vocal grounds. Like so many boyish roles in French opera (and theater), the
part is written for a young woman, and when Frederica von Stade sang it, her
famous charm and musicality conquered all. But Boulianne, though she has a
solid technique and many pretty notes (at least high ones — she faded out
on lower lines), suffered intonation problems throughout the first act, often
landing just shy of otherwise good, clear tones. Too, her trilled
“kisses” lacked body, and the joke is not a good one without
genuine trills. Only in the quartet, when obliged to intone the extremely
musical name “La-ou-la,” did her vocal appeal make the proper

L_Etoile0006.gifWilliam Ferguson as HÈrisson de Porc-…pic, Jennifer Zetlan as Laoula, Andrew Drost as Tapioca, and Liza Forrester as AloËs

Tiny Jennifer Zetlan was charming as the princess, but tall Liza Forrester,
as her confidant and abettor in tickling strange sleeping men, had a mezzo that
made me daydream of hearing her in many larger, more rewarding roles. The
supporting parts in this opera are numerous and were all cast with City Opera
folk who sang elegantly and cavorted stylishly. Style, the essence of Chabrier,
was also the essence of the silly evening.
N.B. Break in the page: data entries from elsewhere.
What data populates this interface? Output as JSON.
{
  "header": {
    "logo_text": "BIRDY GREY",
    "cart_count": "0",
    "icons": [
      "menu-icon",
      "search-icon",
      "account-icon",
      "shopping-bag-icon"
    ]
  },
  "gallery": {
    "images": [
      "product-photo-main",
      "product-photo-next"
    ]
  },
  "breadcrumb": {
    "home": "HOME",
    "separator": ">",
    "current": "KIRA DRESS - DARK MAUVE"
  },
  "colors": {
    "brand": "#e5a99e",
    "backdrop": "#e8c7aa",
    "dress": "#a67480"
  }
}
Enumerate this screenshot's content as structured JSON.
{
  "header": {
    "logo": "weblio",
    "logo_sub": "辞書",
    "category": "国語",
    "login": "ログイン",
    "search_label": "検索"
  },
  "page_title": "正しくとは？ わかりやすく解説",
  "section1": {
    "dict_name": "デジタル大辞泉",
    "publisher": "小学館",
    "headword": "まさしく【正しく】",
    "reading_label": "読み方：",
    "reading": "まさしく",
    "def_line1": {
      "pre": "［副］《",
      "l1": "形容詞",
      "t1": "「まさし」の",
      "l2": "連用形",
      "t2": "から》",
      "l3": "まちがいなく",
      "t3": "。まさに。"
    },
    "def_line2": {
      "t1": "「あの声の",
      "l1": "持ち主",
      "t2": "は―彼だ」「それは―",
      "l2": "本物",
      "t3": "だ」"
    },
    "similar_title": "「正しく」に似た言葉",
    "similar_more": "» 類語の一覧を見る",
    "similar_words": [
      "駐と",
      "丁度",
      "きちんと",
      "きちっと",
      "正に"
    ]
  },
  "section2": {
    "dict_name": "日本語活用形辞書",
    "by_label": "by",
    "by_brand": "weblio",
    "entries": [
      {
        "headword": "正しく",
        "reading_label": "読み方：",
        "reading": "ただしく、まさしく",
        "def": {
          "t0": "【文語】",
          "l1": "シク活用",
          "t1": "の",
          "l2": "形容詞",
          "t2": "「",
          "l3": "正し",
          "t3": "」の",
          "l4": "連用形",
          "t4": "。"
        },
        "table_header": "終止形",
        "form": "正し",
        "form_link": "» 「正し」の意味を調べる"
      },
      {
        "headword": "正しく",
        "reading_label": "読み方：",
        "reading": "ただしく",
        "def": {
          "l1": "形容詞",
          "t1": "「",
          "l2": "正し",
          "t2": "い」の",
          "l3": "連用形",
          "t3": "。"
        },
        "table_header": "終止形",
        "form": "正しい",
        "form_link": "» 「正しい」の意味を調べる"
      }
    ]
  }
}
John Yohalem

image_description=Jean-Paul FouchÈcourt as King Ouf and FranÁois Loup as Siroco [Photo by Carol Rosegg courtesy of New York City Opera]
product_title=Emmanuel Chabrier: L’Etoile
product_by=King Ouf I: Jean-Paul FouchÈcourt; Lazuli: Julie Boulianne; Laoula: Jennifer Zetlan; AloËs: Liza Forrester; Siroco: FranÁois Loup. Chorus and orchestra of the New York City Opera, conducted by Emmanuel Plasson. Production by Mark Lamos. New York City Opera, performance of March 20.
product_id=Above: Jean-Paul FouchÈcourt as King Ouf and FranÁois Loup as Siroco

All photos by Carol Rosegg courtesy of New York City Opera